On its official support forum, the company writes it's "aware of the spam occurring in Calendar," and notes that it is "working diligently" to resolve the issue. At the moment, however, there's no estimated timeline for when people can expect a fix.

In the meantime, you can easily protect yourself against this type of spam by changing how GCal handles event invitations. On a desktop browser, visit the Google Calendar website and click on the cog icon to open the app's settings menu. Then click on "Event settings" and find the option labeled "Automatically add invitations." When you click on it, a drop-down menu with three options will appear. For the time being, the one you want to enable is "No, only show invitations to which I have responded."

GCal how-to

As a further precaution, you'll also want to prevent Calendar from automatically adding events from Gmail.
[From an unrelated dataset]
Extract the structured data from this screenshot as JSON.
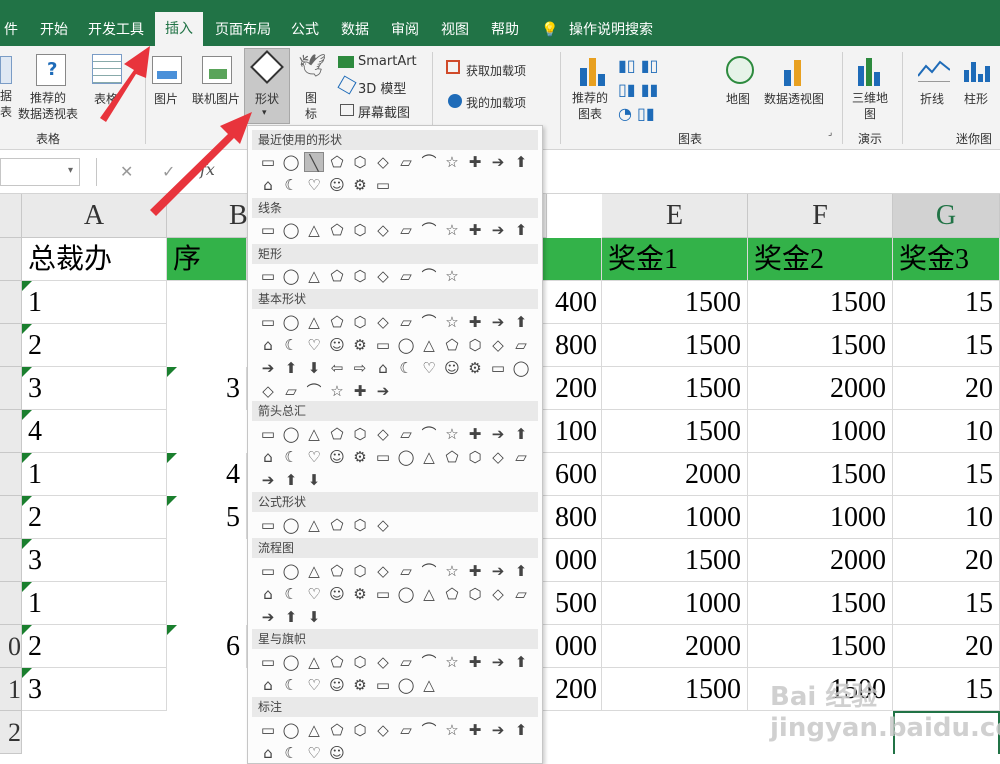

To do this, click on the "Events from Gmail" heading, then uncheck "Automatically add events from Gmail to my calendar." At this point, Google will warn you that this will prevent Calendar from automatically adding events from Gmail, in addition to removing any previously added events. Click okay.

GCal how-to 2

Unfortunately, neither of these precautions are ideal, as they limit some of the more useful functionality that's available in Google Calendar, but with how frequent these scams have become, better safe than sorry.

All products recommended by Engadget are selected by our editorial team, independent of our parent company. Some of our stories include affiliate links. If you buy something through one of these links, we may earn an affiliate commission.
Comment
Comments
Share
283 Shares
Share
Tweet
Share
Save

Popular on Engadget

Engadget's Guide to Privacy

Engadget's Guide to Privacy

View
Three Mile Island's infamous nuclear plant shuts down after 45 years

Three Mile Island's infamous nuclear plant shuts down after 45 years

View
Samsung asks users to be extra careful with the Galaxy Fold

Samsung asks users to be extra careful with the Galaxy Fold

View
Uber sues NYC over vehicle caps

Uber sues NYC over vehicle caps

View
Australia will help NASA go to the Moon and Mars

Australia will help NASA go to the Moon and Mars

View

From around the web

Page 1Page 1ear iconeye iconFill 23text filevr